I would try to do some type of wood or laminate product if you have on-going dog issues though. I'd also keep them out of your room unless you're in there with them too. I'd also go with a light finish because dog nails do a number on a darker finish.


If you'd like a little extra protection from moisture, don't use a pre-finished hardwood (leave an open seam because the finish is beveled).
Not all pre-finished hardwood has a beveled edge. We have pre-finished engineered hardwood floors right now and there is no bevel (although it was an option). It looks smooth as glass.

As for the ceramic tile, unless you live in Southern California, Arizona, Texas or Florida, I'd pass. Those are (off the top of my head) pretty much the only places where people are really accepting of tile in bedrooms. I would say the majority of the country wants to see wood or carpet in bedrooms.

mindy75
09-27-2006, 12:09 PM
All the houses around here have poured concrete slabs. I didn't even think of that. I was advising moving all the furniture anyway, though.


Poured concrete? That would have been soo much easier to do the tile. I was just saying that I was told when we installed ours that the subfloor should come up, but we skipped that step and put the backerboard over the old sub. We learned why your supposed to replace it :o . The awkward transitions and the weight of the floor. OOPs. Plywood on 4x4 joists is standard flooring around here. Anything else never occured to me either.

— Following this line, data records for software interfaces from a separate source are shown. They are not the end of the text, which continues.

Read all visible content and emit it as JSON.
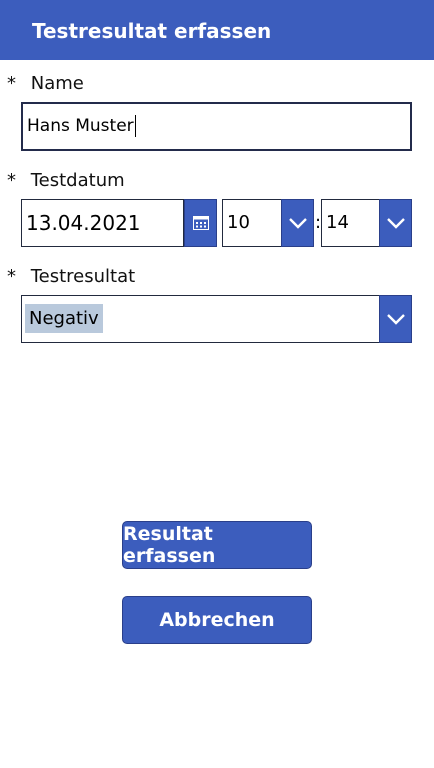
{
  "header": {
    "title": "Testresultat erfassen"
  },
  "form": {
    "required_marker": "*",
    "name": {
      "label": "Name",
      "value": "Hans Muster"
    },
    "date": {
      "label": "Testdatum",
      "value": "13.04.2021",
      "hour": "10",
      "minute": "14",
      "separator": ":"
    },
    "result": {
      "label": "Testresultat",
      "value": "Negativ"
    }
  },
  "actions": {
    "submit_label": "Resultat erfassen",
    "cancel_label": "Abbrechen"
  },
  "colors": {
    "accent": "#3c5dbd",
    "highlight": "#b9c9dc"
  }
}
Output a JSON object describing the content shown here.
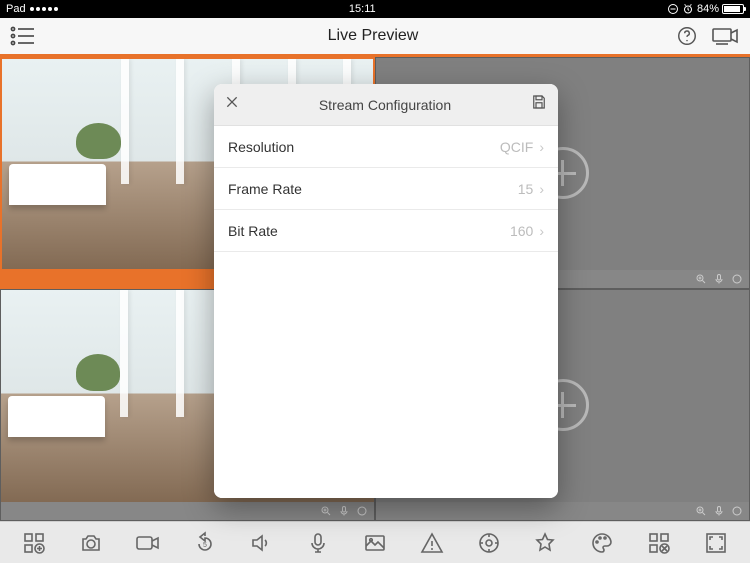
{
  "status": {
    "device": "Pad",
    "time": "15:11",
    "battery_pct": "84%"
  },
  "header": {
    "title": "Live Preview"
  },
  "modal": {
    "title": "Stream Configuration",
    "rows": [
      {
        "label": "Resolution",
        "value": "QCIF"
      },
      {
        "label": "Frame Rate",
        "value": "15"
      },
      {
        "label": "Bit Rate",
        "value": "160"
      }
    ]
  },
  "icons": {
    "menu": "list-menu",
    "help": "help-circle",
    "device": "device-camera",
    "toolbar": [
      "grid-add",
      "camera",
      "video",
      "rewind-5",
      "speaker",
      "mic",
      "image",
      "alert",
      "aperture",
      "star",
      "palette",
      "grid-remove",
      "fullscreen"
    ]
  },
  "colors": {
    "accent": "#e8722a"
  }
}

ETA: I agree with mamax2about ceramic in the bedrooms. I'm pretty much turned off by it in any room other than a kitchen/bath/laundry. It seems a little "cold" for a bedroom or even a family/living room. I didn't catch the bedroom part of the OP's post. I'd go with hardwoods or a laminate wood in a bedroom. No ceramic or vinyl.

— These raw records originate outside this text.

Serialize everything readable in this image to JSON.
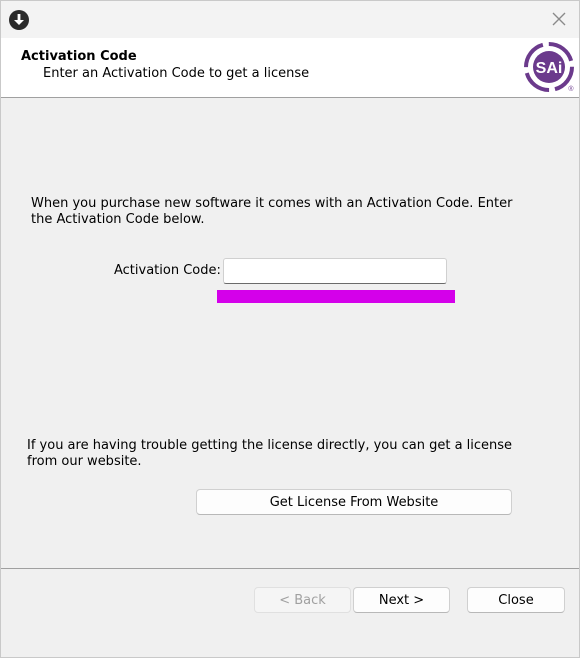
{
  "window": {
    "icon": "download-circle-icon",
    "close_icon": "close-icon"
  },
  "header": {
    "title": "Activation Code",
    "subtitle": "Enter an Activation Code to get a license",
    "logo_text": "SAi",
    "logo_color": "#6b3a8c"
  },
  "main": {
    "intro_text": "When you purchase new software it comes with an Activation Code.  Enter the Activation Code below.",
    "activation_code_label": "Activation Code:",
    "activation_code_value": "",
    "highlight_color": "#d400ea",
    "trouble_text": "If you are having trouble getting the license directly, you can get a license from our website.",
    "website_button_label": "Get License From Website"
  },
  "footer": {
    "back_label": "< Back",
    "next_label": "Next >",
    "close_label": "Close"
  }
}
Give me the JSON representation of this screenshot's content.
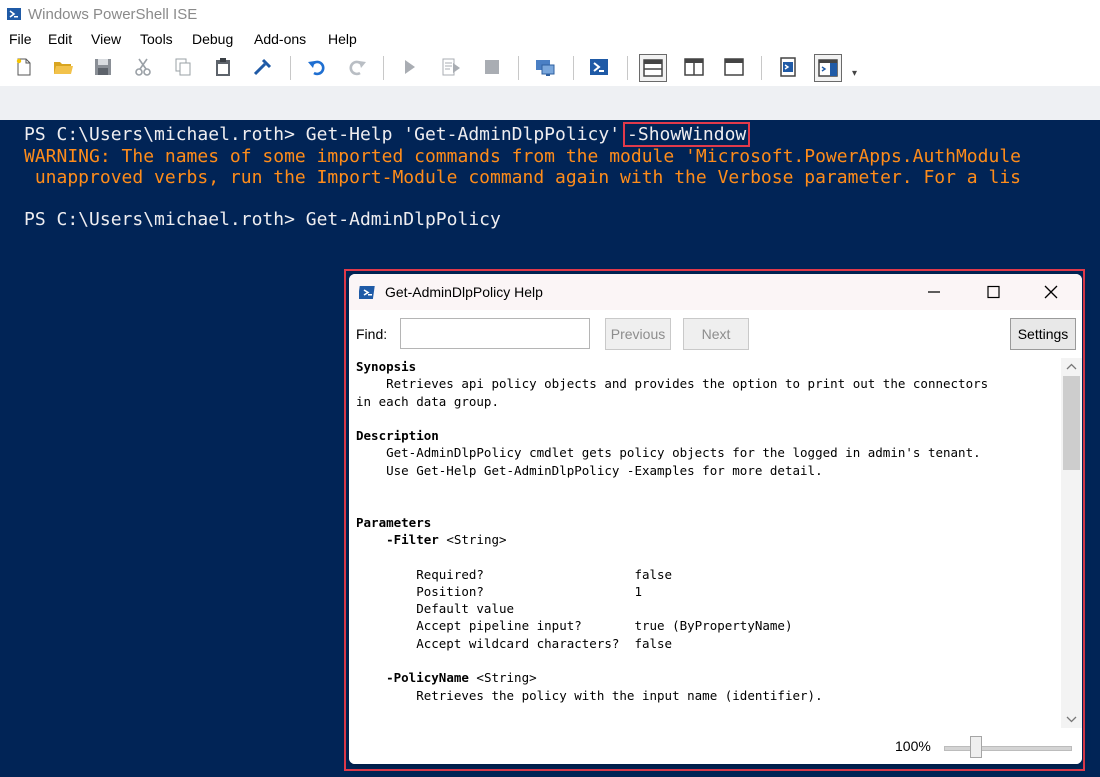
{
  "window": {
    "title": "Windows PowerShell ISE"
  },
  "menu": [
    "File",
    "Edit",
    "View",
    "Tools",
    "Debug",
    "Add-ons",
    "Help"
  ],
  "toolbar_icons": [
    "new-file-icon",
    "open-folder-icon",
    "save-icon",
    "cut-icon",
    "copy-icon",
    "paste-icon",
    "clear-icon",
    "undo-icon",
    "redo-icon",
    "run-icon",
    "run-selection-icon",
    "stop-icon",
    "remote-icon",
    "powershell-console-icon",
    "layout-top-icon",
    "layout-right-icon",
    "layout-max-icon",
    "show-commands-icon",
    "show-addons-icon"
  ],
  "console": {
    "line1_prompt": "PS C:\\Users\\michael.roth> ",
    "line1_command": "Get-Help 'Get-AdminDlpPolicy'",
    "line1_highlight": "-ShowWindow",
    "warning1": "WARNING: The names of some imported commands from the module 'Microsoft.PowerApps.AuthModule",
    "warning2": " unapproved verbs, run the Import-Module command again with the Verbose parameter. For a lis",
    "line2": "PS C:\\Users\\michael.roth> Get-AdminDlpPolicy"
  },
  "help_window": {
    "title": "Get-AdminDlpPolicy Help",
    "find_label": "Find:",
    "find_value": "",
    "previous_label": "Previous",
    "next_label": "Next",
    "settings_label": "Settings",
    "zoom": "100%",
    "zoom_level": 0.25,
    "lines": [
      {
        "text": "Synopsis",
        "bold": true
      },
      {
        "text": "    Retrieves api policy objects and provides the option to print out the connectors"
      },
      {
        "text": "in each data group."
      },
      {
        "text": ""
      },
      {
        "text": "Description",
        "bold": true
      },
      {
        "text": "    Get-AdminDlpPolicy cmdlet gets policy objects for the logged in admin's tenant."
      },
      {
        "text": "    Use Get-Help Get-AdminDlpPolicy -Examples for more detail."
      },
      {
        "text": ""
      },
      {
        "text": ""
      },
      {
        "text": "Parameters",
        "bold": true
      },
      {
        "text": "",
        "param": "-Filter",
        "rest": " <String>"
      },
      {
        "text": ""
      },
      {
        "text": "        Required?                    false"
      },
      {
        "text": "        Position?                    1"
      },
      {
        "text": "        Default value"
      },
      {
        "text": "        Accept pipeline input?       true (ByPropertyName)"
      },
      {
        "text": "        Accept wildcard characters?  false"
      },
      {
        "text": ""
      },
      {
        "text": "",
        "param": "-PolicyName",
        "rest": " <String>"
      },
      {
        "text": "        Retrieves the policy with the input name (identifier)."
      }
    ]
  },
  "colors": {
    "console_bg": "#012456",
    "console_text": "#eeedf0",
    "warning_text": "#ff8c1a",
    "highlight_border": "#e23a4b"
  }
}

ignutzz
09-27-2006, 12:21 PM
Not all pre-finished hardwood has a beveled edge. We have pre-finished engineered hardwood floors right now and there is no bevel (although it was an option). It looks smooth as glass.

Beveled or not, it's still a slightly more permeable surface than a floor that's been poly'd/sealed after install. That was my only point. (ETA: this is specific to new/relatively new REAL wood floors. Engineered flooring is meant to combat the issues of natural materials so moisture wouldn't be much of an problem.)

mamax2
09-27-2006, 02:12 PM
Beveled or not, it's still a slightly more permeable surface than a floor that's been poly'd/sealed after install. That was my only point. (ETA: this is specific to new/relatively new REAL wood floors. Engineered flooring is meant to combat the issues of natural materials so moisture wouldn't be much of an problem.)
ITA! That's why we have engineered floors - we live in a coastal/high humidity area. It is true though that beveled edges catch a lot more dust/dirt than smooth finish - whether that be sealed floors or pre-finished. And, for the record, I can speak for dog poo or pee (thank goodness!), but the puke cleans up great off our hardwoods!

fats
09-28-2006, 09:57 AM
Thanks for all the great advice. My older dog actually ruined the hardwood floors in my apartment years ago, but that's because I got her as a puppy before she was housetrained and she'd pee on newspaper that would sit there for hours while I was at work (she couldn't be kept in a crate). Anyway, now she's housebroken but has accidents now and then - the main problem is her weak stomach - so I think we'd be ok with hardwood.

Sounds like we really need to move all the furniture out though and I just don't know how that's going to happen. It's pretty depressing. The carpet cleaner is coming again next week so hopefully he'll be able to get most of the stains out again.